WHAT THE TASK ASKS:
Every record is to be copied unchanged, except that its pictures are removed.

===== RECORDS =====

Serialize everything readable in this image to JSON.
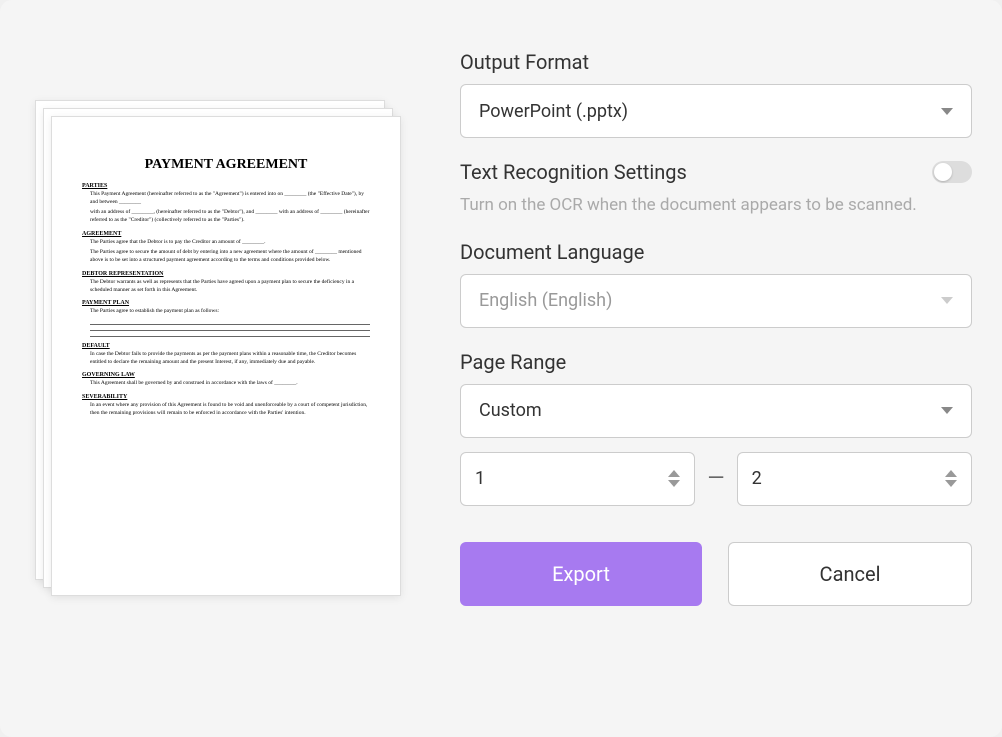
{
  "preview": {
    "title": "PAYMENT AGREEMENT",
    "sections": {
      "parties": "PARTIES",
      "parties_t1": "This Payment Agreement (hereinafter referred to as the \"Agreement\") is entered into on ________ (the \"Effective Date\"), by and between ________",
      "parties_t2": "with an address of ________, (hereinafter referred to as the \"Debtor\"), and ________ with an address of ________ (hereinafter referred to as the \"Creditor\") (collectively referred to as the \"Parties\").",
      "agreement": "AGREEMENT",
      "agreement_t1": "The Parties agree that the Debtor is to pay the Creditor an amount of ________.",
      "agreement_t2": "The Parties agree to secure the amount of debt by entering into a new agreement where the amount of ________ mentioned above is to be set into a structured payment agreement according to the terms and conditions provided below.",
      "debtor_rep": "DEBTOR REPRESENTATION",
      "debtor_rep_t": "The Debtor warrants as well as represents that the Parties have agreed upon a payment plan to secure the deficiency in a scheduled manner as set forth in this Agreement.",
      "payment_plan": "PAYMENT PLAN",
      "payment_plan_t": "The Parties agree to establish the payment plan as follows:",
      "default": "DEFAULT",
      "default_t": "In case the Debtor fails to provide the payments as per the payment plans within a reasonable time, the Creditor becomes entitled to declare the remaining amount and the present Interest, if any, immediately due and payable.",
      "governing": "GOVERNING LAW",
      "governing_t": "This Agreement shall be governed by and construed in accordance with the laws of ________.",
      "severability": "SEVERABILITY",
      "severability_t": "In an event where any provision of this Agreement is found to be void and unenforceable by a court of competent jurisdiction, then the remaining provisions will remain to be enforced in accordance with the Parties' intention."
    }
  },
  "output_format": {
    "label": "Output Format",
    "value": "PowerPoint (.pptx)"
  },
  "ocr": {
    "label": "Text Recognition Settings",
    "hint": "Turn on the OCR when the document appears to be scanned.",
    "enabled": false
  },
  "language": {
    "label": "Document Language",
    "value": "English (English)"
  },
  "page_range": {
    "label": "Page Range",
    "mode": "Custom",
    "from": "1",
    "to": "2"
  },
  "buttons": {
    "export": "Export",
    "cancel": "Cancel"
  }
}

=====

EXERCISE RESULT:
Serialize everything readable in this image to JSON.
{
  "preview": {
    "title": "PAYMENT AGREEMENT",
    "sections": {
      "parties": "PARTIES",
      "parties_t1": "This Payment Agreement (hereinafter referred to as the \"Agreement\") is entered into on ________ (the \"Effective Date\"), by and between ________",
      "parties_t2": "with an address of ________, (hereinafter referred to as the \"Debtor\"), and ________ with an address of ________ (hereinafter referred to as the \"Creditor\") (collectively referred to as the \"Parties\").",
      "agreement": "AGREEMENT",
      "agreement_t1": "The Parties agree that the Debtor is to pay the Creditor an amount of ________.",
      "agreement_t2": "The Parties agree to secure the amount of debt by entering into a new agreement where the amount of ________ mentioned above is to be set into a structured payment agreement according to the terms and conditions provided below.",
      "debtor_rep": "DEBTOR REPRESENTATION",
      "debtor_rep_t": "The Debtor warrants as well as represents that the Parties have agreed upon a payment plan to secure the deficiency in a scheduled manner as set forth in this Agreement.",
      "payment_plan": "PAYMENT PLAN",
      "payment_plan_t": "The Parties agree to establish the payment plan as follows:",
      "default": "DEFAULT",
      "default_t": "In case the Debtor fails to provide the payments as per the payment plans within a reasonable time, the Creditor becomes entitled to declare the remaining amount and the present Interest, if any, immediately due and payable.",
      "governing": "GOVERNING LAW",
      "governing_t": "This Agreement shall be governed by and construed in accordance with the laws of ________.",
      "severability": "SEVERABILITY",
      "severability_t": "In an event where any provision of this Agreement is found to be void and unenforceable by a court of competent jurisdiction, then the remaining provisions will remain to be enforced in accordance with the Parties' intention."
    }
  },
  "output_format": {
    "label": "Output Format",
    "value": "PowerPoint (.pptx)"
  },
  "ocr": {
    "label": "Text Recognition Settings",
    "hint": "Turn on the OCR when the document appears to be scanned.",
    "enabled": false
  },
  "language": {
    "label": "Document Language",
    "value": "English (English)"
  },
  "page_range": {
    "label": "Page Range",
    "mode": "Custom",
    "from": "1",
    "to": "2"
  },
  "buttons": {
    "export": "Export",
    "cancel": "Cancel"
  }
}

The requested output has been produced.